• [EXERCISE]
Repeat the entries shown below with every word and mark intact.

• [DATASET RECORDS]
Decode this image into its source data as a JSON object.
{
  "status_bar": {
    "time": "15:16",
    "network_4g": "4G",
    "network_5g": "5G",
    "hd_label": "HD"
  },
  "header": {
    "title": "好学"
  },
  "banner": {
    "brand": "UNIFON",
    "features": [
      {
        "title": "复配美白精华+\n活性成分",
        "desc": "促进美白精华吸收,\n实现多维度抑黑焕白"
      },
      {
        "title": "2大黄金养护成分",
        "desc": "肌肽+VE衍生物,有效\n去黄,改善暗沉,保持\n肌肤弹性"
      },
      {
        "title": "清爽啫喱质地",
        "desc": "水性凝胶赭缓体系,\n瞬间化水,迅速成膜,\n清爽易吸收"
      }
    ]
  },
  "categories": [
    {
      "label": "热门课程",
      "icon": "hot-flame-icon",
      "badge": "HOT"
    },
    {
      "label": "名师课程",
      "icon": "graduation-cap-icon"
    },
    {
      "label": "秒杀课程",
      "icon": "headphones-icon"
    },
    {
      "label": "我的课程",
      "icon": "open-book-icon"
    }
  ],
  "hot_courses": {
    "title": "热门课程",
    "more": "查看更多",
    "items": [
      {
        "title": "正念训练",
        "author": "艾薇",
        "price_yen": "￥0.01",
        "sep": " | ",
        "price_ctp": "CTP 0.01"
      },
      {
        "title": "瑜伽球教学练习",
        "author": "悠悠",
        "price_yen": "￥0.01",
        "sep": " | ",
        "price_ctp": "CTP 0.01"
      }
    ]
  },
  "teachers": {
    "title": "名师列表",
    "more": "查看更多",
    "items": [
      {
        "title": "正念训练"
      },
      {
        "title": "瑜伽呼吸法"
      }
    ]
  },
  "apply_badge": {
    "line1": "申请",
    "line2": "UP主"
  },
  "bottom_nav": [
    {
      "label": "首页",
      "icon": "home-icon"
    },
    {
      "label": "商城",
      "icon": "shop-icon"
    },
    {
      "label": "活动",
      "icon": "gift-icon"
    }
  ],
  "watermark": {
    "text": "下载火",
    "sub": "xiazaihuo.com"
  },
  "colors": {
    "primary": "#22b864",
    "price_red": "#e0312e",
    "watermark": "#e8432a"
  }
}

• [RESPONSE BOX]
Decode this image into its source data as a JSON object.
{
  "status_bar": {
    "time": "15:16",
    "network_4g": "4G",
    "network_5g": "5G",
    "hd_label": "HD"
  },
  "header": {
    "title": "好学"
  },
  "banner": {
    "brand": "UNIFON",
    "features": [
      {
        "title": "复配美白精华+\n活性成分",
        "desc": "促进美白精华吸收,\n实现多维度抑黑焕白"
      },
      {
        "title": "2大黄金养护成分",
        "desc": "肌肽+VE衍生物,有效\n去黄,改善暗沉,保持\n肌肤弹性"
      },
      {
        "title": "清爽啫喱质地",
        "desc": "水性凝胶赭缓体系,\n瞬间化水,迅速成膜,\n清爽易吸收"
      }
    ]
  },
  "categories": [
    {
      "label": "热门课程",
      "icon": "hot-flame-icon",
      "badge": "HOT"
    },
    {
      "label": "名师课程",
      "icon": "graduation-cap-icon"
    },
    {
      "label": "秒杀课程",
      "icon": "headphones-icon"
    },
    {
      "label": "我的课程",
      "icon": "open-book-icon"
    }
  ],
  "hot_courses": {
    "title": "热门课程",
    "more": "查看更多",
    "items": [
      {
        "title": "正念训练",
        "author": "艾薇",
        "price_yen": "￥0.01",
        "sep": " | ",
        "price_ctp": "CTP 0.01"
      },
      {
        "title": "瑜伽球教学练习",
        "author": "悠悠",
        "price_yen": "￥0.01",
        "sep": " | ",
        "price_ctp": "CTP 0.01"
      }
    ]
  },
  "teachers": {
    "title": "名师列表",
    "more": "查看更多",
    "items": [
      {
        "title": "正念训练"
      },
      {
        "title": "瑜伽呼吸法"
      }
    ]
  },
  "apply_badge": {
    "line1": "申请",
    "line2": "UP主"
  },
  "bottom_nav": [
    {
      "label": "首页",
      "icon": "home-icon"
    },
    {
      "label": "商城",
      "icon": "shop-icon"
    },
    {
      "label": "活动",
      "icon": "gift-icon"
    }
  ],
  "watermark": {
    "text": "下载火",
    "sub": "xiazaihuo.com"
  },
  "colors": {
    "primary": "#22b864",
    "price_red": "#e0312e",
    "watermark": "#e8432a"
  }
}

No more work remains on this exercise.